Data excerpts
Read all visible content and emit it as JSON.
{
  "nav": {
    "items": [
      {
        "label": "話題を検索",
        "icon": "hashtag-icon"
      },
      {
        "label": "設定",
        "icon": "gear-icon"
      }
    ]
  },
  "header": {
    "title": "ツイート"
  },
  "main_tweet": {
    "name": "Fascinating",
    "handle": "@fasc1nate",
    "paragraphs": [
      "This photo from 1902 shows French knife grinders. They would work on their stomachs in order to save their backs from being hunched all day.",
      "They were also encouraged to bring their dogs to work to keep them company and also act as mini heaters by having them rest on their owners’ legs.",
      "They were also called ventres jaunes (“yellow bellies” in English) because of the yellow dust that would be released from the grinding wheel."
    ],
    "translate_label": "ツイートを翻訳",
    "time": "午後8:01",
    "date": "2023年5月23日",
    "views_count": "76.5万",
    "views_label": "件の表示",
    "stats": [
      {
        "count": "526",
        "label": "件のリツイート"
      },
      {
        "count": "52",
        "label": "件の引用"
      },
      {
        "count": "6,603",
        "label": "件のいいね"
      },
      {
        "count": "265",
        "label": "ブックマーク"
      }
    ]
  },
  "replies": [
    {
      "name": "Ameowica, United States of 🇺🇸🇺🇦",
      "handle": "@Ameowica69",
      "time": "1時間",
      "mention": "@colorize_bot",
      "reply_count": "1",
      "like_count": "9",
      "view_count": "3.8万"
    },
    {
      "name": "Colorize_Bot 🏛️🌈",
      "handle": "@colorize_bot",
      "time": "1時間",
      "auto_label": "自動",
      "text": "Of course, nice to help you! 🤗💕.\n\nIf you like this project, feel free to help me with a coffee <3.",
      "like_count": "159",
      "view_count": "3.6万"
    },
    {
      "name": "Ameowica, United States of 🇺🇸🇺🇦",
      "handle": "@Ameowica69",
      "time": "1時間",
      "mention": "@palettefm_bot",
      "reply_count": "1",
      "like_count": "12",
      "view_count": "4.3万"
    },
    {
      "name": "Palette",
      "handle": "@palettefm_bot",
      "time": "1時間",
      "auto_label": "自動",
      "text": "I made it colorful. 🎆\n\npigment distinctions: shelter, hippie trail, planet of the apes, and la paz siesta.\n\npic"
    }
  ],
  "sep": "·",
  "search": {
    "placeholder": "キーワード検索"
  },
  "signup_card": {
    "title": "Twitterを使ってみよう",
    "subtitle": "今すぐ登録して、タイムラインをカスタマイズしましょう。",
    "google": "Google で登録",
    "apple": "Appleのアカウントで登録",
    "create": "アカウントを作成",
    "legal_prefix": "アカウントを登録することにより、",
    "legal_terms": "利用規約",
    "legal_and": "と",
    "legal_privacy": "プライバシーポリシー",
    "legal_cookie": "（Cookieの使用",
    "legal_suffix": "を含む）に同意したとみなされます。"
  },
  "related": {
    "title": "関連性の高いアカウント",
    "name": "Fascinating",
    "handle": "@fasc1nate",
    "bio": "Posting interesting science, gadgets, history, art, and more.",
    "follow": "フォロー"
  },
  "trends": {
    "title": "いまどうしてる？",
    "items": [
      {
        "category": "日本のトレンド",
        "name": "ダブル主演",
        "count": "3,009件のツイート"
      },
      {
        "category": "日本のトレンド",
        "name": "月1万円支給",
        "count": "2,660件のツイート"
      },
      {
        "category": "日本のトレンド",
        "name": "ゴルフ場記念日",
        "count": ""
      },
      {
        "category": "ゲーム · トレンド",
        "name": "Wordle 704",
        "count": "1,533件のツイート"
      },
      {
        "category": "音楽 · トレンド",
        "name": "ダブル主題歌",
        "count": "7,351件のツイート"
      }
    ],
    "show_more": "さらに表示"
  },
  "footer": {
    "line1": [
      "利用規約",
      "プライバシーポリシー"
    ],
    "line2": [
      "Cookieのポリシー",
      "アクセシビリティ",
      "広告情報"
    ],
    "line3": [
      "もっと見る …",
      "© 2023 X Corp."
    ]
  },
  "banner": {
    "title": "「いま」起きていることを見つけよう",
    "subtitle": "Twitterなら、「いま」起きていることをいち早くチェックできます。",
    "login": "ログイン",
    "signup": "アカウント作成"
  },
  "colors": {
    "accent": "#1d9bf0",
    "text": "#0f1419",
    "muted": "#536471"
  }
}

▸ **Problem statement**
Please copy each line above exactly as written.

▸ **Solution to this problem**
Read all visible content and emit it as JSON.
{
  "nav": {
    "items": [
      {
        "label": "話題を検索",
        "icon": "hashtag-icon"
      },
      {
        "label": "設定",
        "icon": "gear-icon"
      }
    ]
  },
  "header": {
    "title": "ツイート"
  },
  "main_tweet": {
    "name": "Fascinating",
    "handle": "@fasc1nate",
    "paragraphs": [
      "This photo from 1902 shows French knife grinders. They would work on their stomachs in order to save their backs from being hunched all day.",
      "They were also encouraged to bring their dogs to work to keep them company and also act as mini heaters by having them rest on their owners’ legs.",
      "They were also called ventres jaunes (“yellow bellies” in English) because of the yellow dust that would be released from the grinding wheel."
    ],
    "translate_label": "ツイートを翻訳",
    "time": "午後8:01",
    "date": "2023年5月23日",
    "views_count": "76.5万",
    "views_label": "件の表示",
    "stats": [
      {
        "count": "526",
        "label": "件のリツイート"
      },
      {
        "count": "52",
        "label": "件の引用"
      },
      {
        "count": "6,603",
        "label": "件のいいね"
      },
      {
        "count": "265",
        "label": "ブックマーク"
      }
    ]
  },
  "replies": [
    {
      "name": "Ameowica, United States of 🇺🇸🇺🇦",
      "handle": "@Ameowica69",
      "time": "1時間",
      "mention": "@colorize_bot",
      "reply_count": "1",
      "like_count": "9",
      "view_count": "3.8万"
    },
    {
      "name": "Colorize_Bot 🏛️🌈",
      "handle": "@colorize_bot",
      "time": "1時間",
      "auto_label": "自動",
      "text": "Of course, nice to help you! 🤗💕.\n\nIf you like this project, feel free to help me with a coffee <3.",
      "like_count": "159",
      "view_count": "3.6万"
    },
    {
      "name": "Ameowica, United States of 🇺🇸🇺🇦",
      "handle": "@Ameowica69",
      "time": "1時間",
      "mention": "@palettefm_bot",
      "reply_count": "1",
      "like_count": "12",
      "view_count": "4.3万"
    },
    {
      "name": "Palette",
      "handle": "@palettefm_bot",
      "time": "1時間",
      "auto_label": "自動",
      "text": "I made it colorful. 🎆\n\npigment distinctions: shelter, hippie trail, planet of the apes, and la paz siesta.\n\npic"
    }
  ],
  "sep": "·",
  "search": {
    "placeholder": "キーワード検索"
  },
  "signup_card": {
    "title": "Twitterを使ってみよう",
    "subtitle": "今すぐ登録して、タイムラインをカスタマイズしましょう。",
    "google": "Google で登録",
    "apple": "Appleのアカウントで登録",
    "create": "アカウントを作成",
    "legal_prefix": "アカウントを登録することにより、",
    "legal_terms": "利用規約",
    "legal_and": "と",
    "legal_privacy": "プライバシーポリシー",
    "legal_cookie": "（Cookieの使用",
    "legal_suffix": "を含む）に同意したとみなされます。"
  },
  "related": {
    "title": "関連性の高いアカウント",
    "name": "Fascinating",
    "handle": "@fasc1nate",
    "bio": "Posting interesting science, gadgets, history, art, and more.",
    "follow": "フォロー"
  },
  "trends": {
    "title": "いまどうしてる？",
    "items": [
      {
        "category": "日本のトレンド",
        "name": "ダブル主演",
        "count": "3,009件のツイート"
      },
      {
        "category": "日本のトレンド",
        "name": "月1万円支給",
        "count": "2,660件のツイート"
      },
      {
        "category": "日本のトレンド",
        "name": "ゴルフ場記念日",
        "count": ""
      },
      {
        "category": "ゲーム · トレンド",
        "name": "Wordle 704",
        "count": "1,533件のツイート"
      },
      {
        "category": "音楽 · トレンド",
        "name": "ダブル主題歌",
        "count": "7,351件のツイート"
      }
    ],
    "show_more": "さらに表示"
  },
  "footer": {
    "line1": [
      "利用規約",
      "プライバシーポリシー"
    ],
    "line2": [
      "Cookieのポリシー",
      "アクセシビリティ",
      "広告情報"
    ],
    "line3": [
      "もっと見る …",
      "© 2023 X Corp."
    ]
  },
  "banner": {
    "title": "「いま」起きていることを見つけよう",
    "subtitle": "Twitterなら、「いま」起きていることをいち早くチェックできます。",
    "login": "ログイン",
    "signup": "アカウント作成"
  },
  "colors": {
    "accent": "#1d9bf0",
    "text": "#0f1419",
    "muted": "#536471"
  }
}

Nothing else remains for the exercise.